PI Dani Ripper has a crazy list of clients, which is okay because Dani’s a bit on the wacky side herself. She’s just waiting for the perfect case, when 17-year-old high school student, Wiley Freeman comes to her office claiming that something might have happened to her at a sleepover she attended at a friend’s house.
Dani takes the case pro bono, and finds herself up to her eyeballs in the strangest case she’s ever had.
Promise You Won’t Tell by John Locke is a wacky mystery that follows along as Dani turns over rock after rock, uncovering dirty laundry and secrets aplenty, with an ending that will smack you between the eyes like a Louisville slugger.
I give this book four stars.
Gideon Box is the world’s best congenital cardiothoracic surgeon. He’s also a weirdo and a psychopath.

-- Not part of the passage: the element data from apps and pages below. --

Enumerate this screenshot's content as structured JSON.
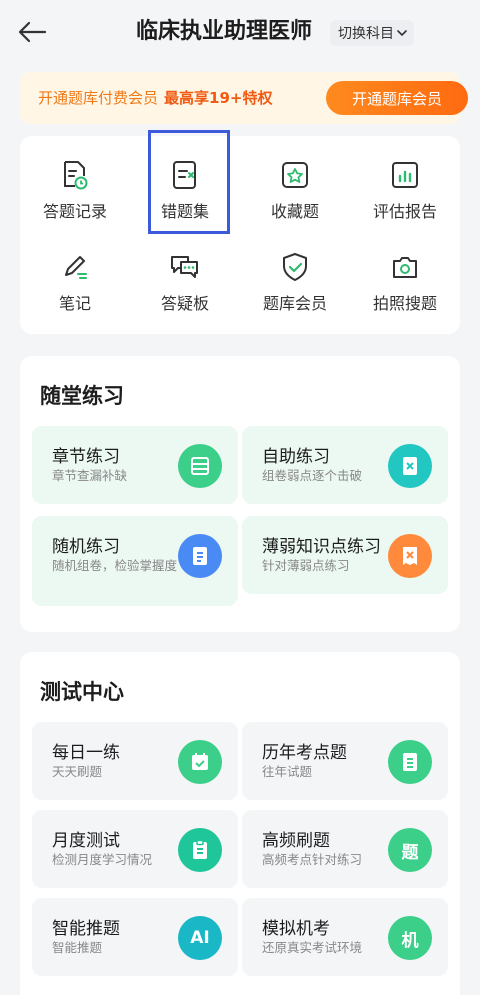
{
  "header": {
    "title": "临床执业助理医师",
    "switch_label": "切换科目"
  },
  "banner": {
    "text": "开通题库付费会员",
    "highlight": "最高享19+特权",
    "button": "开通题库会员"
  },
  "quick_menu": [
    {
      "label": "答题记录",
      "icon": "record-icon"
    },
    {
      "label": "错题集",
      "icon": "wrong-set-icon"
    },
    {
      "label": "收藏题",
      "icon": "star-icon"
    },
    {
      "label": "评估报告",
      "icon": "report-icon"
    },
    {
      "label": "笔记",
      "icon": "pen-icon"
    },
    {
      "label": "答疑板",
      "icon": "chat-icon"
    },
    {
      "label": "题库会员",
      "icon": "shield-icon"
    },
    {
      "label": "拍照搜题",
      "icon": "camera-icon"
    }
  ],
  "practice": {
    "title": "随堂练习",
    "items": [
      {
        "title": "章节练习",
        "subtitle": "章节查漏补缺",
        "icon": "chapter-icon",
        "color": "#3ccf8a"
      },
      {
        "title": "自助练习",
        "subtitle": "组卷弱点逐个击破",
        "icon": "self-practice-icon",
        "color": "#22c7c1"
      },
      {
        "title": "随机练习",
        "subtitle": "随机组卷，检验掌握度",
        "icon": "list-icon",
        "color": "#4a8af4"
      },
      {
        "title": "薄弱知识点练习",
        "subtitle": "针对薄弱点练习",
        "icon": "weak-point-icon",
        "color": "#ff8a3c"
      }
    ]
  },
  "test_center": {
    "title": "测试中心",
    "items": [
      {
        "title": "每日一练",
        "subtitle": "天天刷题",
        "icon": "calendar-icon",
        "color": "#3ccf8a",
        "glyph": ""
      },
      {
        "title": "历年考点题",
        "subtitle": "往年试题",
        "icon": "document-icon",
        "color": "#3ccf8a",
        "glyph": ""
      },
      {
        "title": "月度测试",
        "subtitle": "检测月度学习情况",
        "icon": "clipboard-icon",
        "color": "#1fc69a",
        "glyph": ""
      },
      {
        "title": "高频刷题",
        "subtitle": "高频考点针对练习",
        "icon": "question-icon",
        "color": "#3ccf8a",
        "glyph": "题"
      },
      {
        "title": "智能推题",
        "subtitle": "智能推题",
        "icon": "ai-icon",
        "color": "#1ab7c6",
        "glyph": "AI"
      },
      {
        "title": "模拟机考",
        "subtitle": "还原真实考试环境",
        "icon": "machine-exam-icon",
        "color": "#3ccf8a",
        "glyph": "机"
      }
    ]
  }
}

He curses his patients, his nurses, and anyone else around him when he’s performing surgery. If he has a grudge against you, don’t go to his hospital; he’s likely to let you die from a preventable infection. When he’s not in the OR, he’s likely to be in someone else’s home, pretending to be them, or in a strip joint paying for lap dances.
When he pulls the stolen identity/lap dance stunt with Willow and her fellow stripper, bad things begin to happen—even worse than usual. First, he robs the women of the money he’d paid them plus what they’d made from dancing, which leads them to return the next day and, assuming the woman in the house is his wife, kill her and steal what little money she has. Then, Willow’s doper boyfriend, Bobby, kidnaps him, snags the girls, and head to the countryside to get his revenge, whereupon in his drug-addled state, he shoots himself and Box, instead of saving him, kills him by packing nutmeg into his open wound (who would have thought nutmeg could kill you>).
It just gets crazier and more complicated from there, and if you want to know how this wacky story turns out, you’ll have to read Bad Doctor by John Locke. The first in the Doctor Gideon Box series, one has to wonder what worse can the good (bad) doctor get up to. The story can be a bit confusing as it switches from Gideon’s first person point of view to other characters’ third person, but if you’re the patient type, it all starts to make a little sense near the end. It’s a bit hard to root for a main character who is such a bad person, and impossible to like him, but like a house fire or an auto accident, you feel compelled to look.
I give it three stars.